According to sources, Santiago seemed agitated and incoherent during that interview, and it seemed obvious that he was suffering from a mental disorder. But not severe enough, evidently, to prohibit him from taking a gun along with him for the flight from Alaska to Florida.
After the November contact, the FBI called local authorities who took custody of him and brought him to a local hospital "for a welfare check."
According to his brother, he had been receiving psychological treatment, but it isn't clear if he was receiving anti-psychotic medication(s) for his schizophrenia, are just a good talking to.
The sources said that the November incident prompted the FBI to open an investigation on him that led to family interviews, database checks and an interagency interview. It was believed (by James Comey) that there wasn't enough credible information to commit Santiago or indict him for anything because no prosecutor would go forward with the case.
Yet, in recent years, Santiago had a series of incidents with the law.
Not quite one year ago, he was charged with fourth degree assault and damage of property in Anchorage where he lived from 2014 to 2016. (The fact that he never wore a winter coat should have alerted authorities, but that's another story.) One of the charges was dismissed by the local prosecutor two months later.
One of the charges may have been related to domestic violence but the case was resolved after Santiago agreed to enter an agreement of deferred prosecution. The charges were dismissed by the state prosecutor in exchange for completion of requirements.
Santiago served in the Puerto Rico National Guard and the Army Reserves prior to serving in the Alaska Army National Guard and was honorably discharged four months ago from his last post at Fort Greely, Arkansas as a Private First Class. He served 2 years in Iraq after which he started acting strangely, according to an aunt in Hudson County, NJ.
Santiago has a concealed carry permit and properly checked in his weapon prior to boarding--he evidently didn't want to get into any trouble. Maybe his becoming a dad this year cooled his jets until he landed in one in Florida today.
So did Esteban Santiago think he was somehow fighting for ISIS?
Santiago is behind bars and faces federal charges, the FBI announced Saturday. The official charges will be announced later in the day. The Special Agent in the case is George Piro who said that the suspect was questioned for hours and they have looked into his social media footprint and where he has traveled in the past.
Terrorism may have been a "potential motivation" for the attack, Piro said, and the FBI hasn't ruled anything out. "The indications are he came here to carry out this horrific attack," Piro said.
Santiago was not on any no-fly list, according to the FBI. Just because he approached them in Anchorage and told them an intelligence agency made him watch ISIS videos is no reason to put him on any no-fly list.
The suspect used a 9 mm semi-automatic handgun in the attack, Piro said. (I'm guessing Glock.)
One update has been made thus far: Broward County Sheriff Scott Israel said that 6 people, not 8, were wounded as originally reported. Three were in ICU and three were in good condition.

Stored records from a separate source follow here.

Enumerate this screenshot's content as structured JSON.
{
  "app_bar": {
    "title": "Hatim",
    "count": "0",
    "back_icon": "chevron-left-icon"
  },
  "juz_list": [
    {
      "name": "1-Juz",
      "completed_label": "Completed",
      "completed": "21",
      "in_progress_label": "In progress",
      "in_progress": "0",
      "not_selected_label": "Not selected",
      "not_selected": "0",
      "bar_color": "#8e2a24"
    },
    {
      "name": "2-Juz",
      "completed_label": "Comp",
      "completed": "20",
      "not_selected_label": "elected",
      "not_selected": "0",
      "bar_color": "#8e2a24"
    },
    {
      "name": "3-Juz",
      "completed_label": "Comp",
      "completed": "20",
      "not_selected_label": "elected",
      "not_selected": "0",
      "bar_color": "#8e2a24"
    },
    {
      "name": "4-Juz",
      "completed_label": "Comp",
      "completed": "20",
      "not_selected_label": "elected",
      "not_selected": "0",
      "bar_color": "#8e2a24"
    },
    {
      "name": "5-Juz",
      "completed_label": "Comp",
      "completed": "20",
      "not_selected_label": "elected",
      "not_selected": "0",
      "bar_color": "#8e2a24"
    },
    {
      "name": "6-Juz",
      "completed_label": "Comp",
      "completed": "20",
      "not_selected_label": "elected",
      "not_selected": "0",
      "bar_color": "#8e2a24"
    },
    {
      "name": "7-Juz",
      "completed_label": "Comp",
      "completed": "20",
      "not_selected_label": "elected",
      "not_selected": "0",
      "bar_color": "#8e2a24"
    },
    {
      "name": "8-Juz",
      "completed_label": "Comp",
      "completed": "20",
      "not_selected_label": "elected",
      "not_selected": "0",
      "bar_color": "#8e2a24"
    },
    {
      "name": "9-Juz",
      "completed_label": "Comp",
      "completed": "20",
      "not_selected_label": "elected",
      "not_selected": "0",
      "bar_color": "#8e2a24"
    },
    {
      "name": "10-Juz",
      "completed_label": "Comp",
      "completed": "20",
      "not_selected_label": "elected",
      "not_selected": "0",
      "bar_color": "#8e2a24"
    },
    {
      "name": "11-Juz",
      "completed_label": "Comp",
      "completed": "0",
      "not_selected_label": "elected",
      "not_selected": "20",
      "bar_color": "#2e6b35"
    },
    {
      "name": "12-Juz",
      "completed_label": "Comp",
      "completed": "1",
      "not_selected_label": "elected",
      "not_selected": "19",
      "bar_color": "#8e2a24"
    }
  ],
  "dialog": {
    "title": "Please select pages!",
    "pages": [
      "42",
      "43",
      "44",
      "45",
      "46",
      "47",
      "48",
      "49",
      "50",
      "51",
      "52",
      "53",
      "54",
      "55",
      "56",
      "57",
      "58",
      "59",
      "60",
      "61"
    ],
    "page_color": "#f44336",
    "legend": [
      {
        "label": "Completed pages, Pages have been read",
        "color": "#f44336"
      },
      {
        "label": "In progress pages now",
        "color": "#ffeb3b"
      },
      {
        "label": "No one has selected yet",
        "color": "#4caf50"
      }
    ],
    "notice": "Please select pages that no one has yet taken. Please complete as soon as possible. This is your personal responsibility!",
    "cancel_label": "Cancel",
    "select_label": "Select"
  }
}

Santiago has a history of mental health problems, some of which came after he served in Iraq. He was receiving psychological treatment in Alaska, but nothing, it seems, was enough to put him on a no-fly list, and nobody worried that he took along a gun in his suitcase.
But I bet they checked his shampoo bottle and shoes.